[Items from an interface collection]
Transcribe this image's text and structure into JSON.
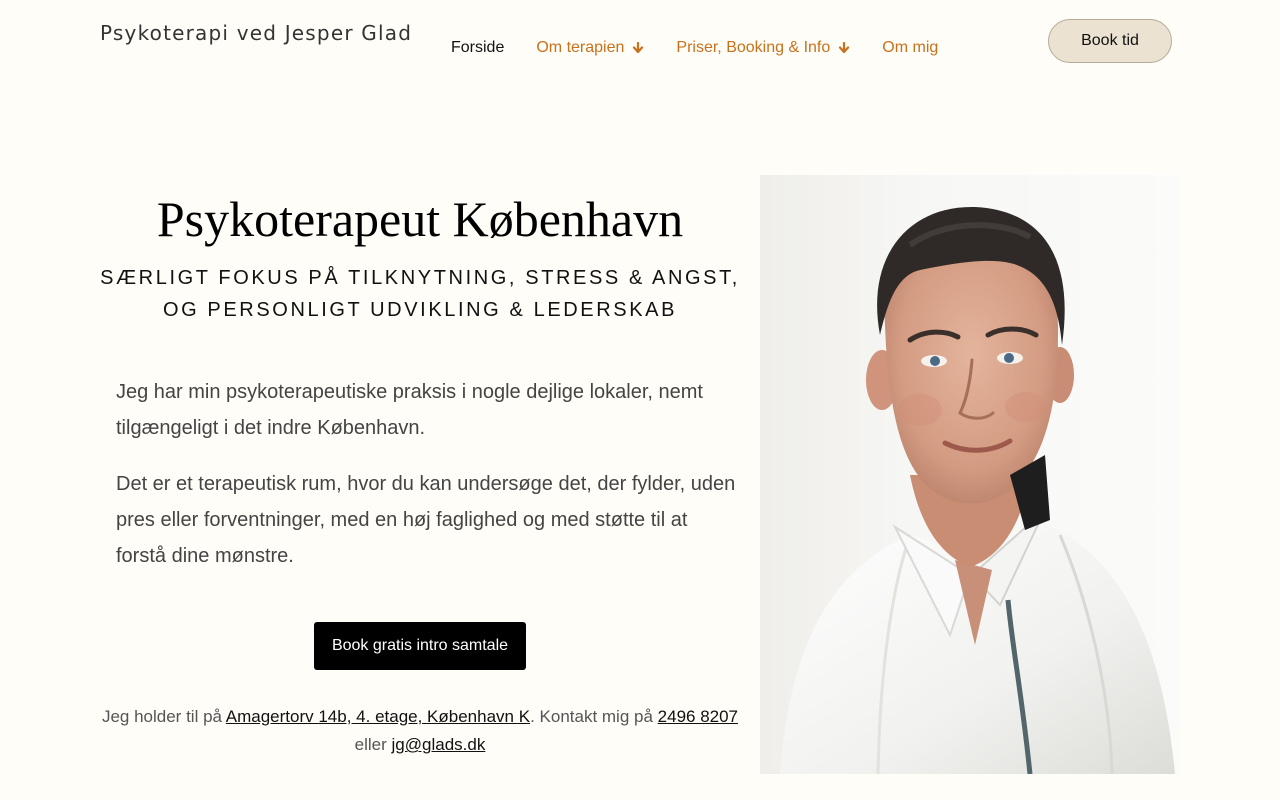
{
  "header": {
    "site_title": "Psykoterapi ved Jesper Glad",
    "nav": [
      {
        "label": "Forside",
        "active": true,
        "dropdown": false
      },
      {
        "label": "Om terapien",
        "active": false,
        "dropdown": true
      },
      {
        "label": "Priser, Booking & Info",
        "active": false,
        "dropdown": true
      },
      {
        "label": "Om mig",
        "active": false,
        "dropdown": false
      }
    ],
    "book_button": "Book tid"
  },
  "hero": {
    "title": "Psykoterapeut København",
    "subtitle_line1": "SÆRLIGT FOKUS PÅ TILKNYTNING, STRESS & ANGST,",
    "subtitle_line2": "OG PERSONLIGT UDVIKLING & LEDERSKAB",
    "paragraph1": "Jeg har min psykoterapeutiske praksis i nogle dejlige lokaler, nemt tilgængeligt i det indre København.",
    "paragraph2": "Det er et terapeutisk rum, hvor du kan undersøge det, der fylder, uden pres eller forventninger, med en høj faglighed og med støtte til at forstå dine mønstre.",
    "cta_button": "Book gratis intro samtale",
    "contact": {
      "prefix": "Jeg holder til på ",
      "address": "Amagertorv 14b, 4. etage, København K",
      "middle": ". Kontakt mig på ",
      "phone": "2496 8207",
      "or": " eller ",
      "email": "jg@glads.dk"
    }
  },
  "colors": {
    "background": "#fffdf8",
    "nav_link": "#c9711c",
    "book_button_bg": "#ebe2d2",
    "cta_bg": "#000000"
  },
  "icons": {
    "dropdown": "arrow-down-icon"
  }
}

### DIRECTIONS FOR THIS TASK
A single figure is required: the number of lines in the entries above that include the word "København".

### SOLUTION TO THE EXERCISE
3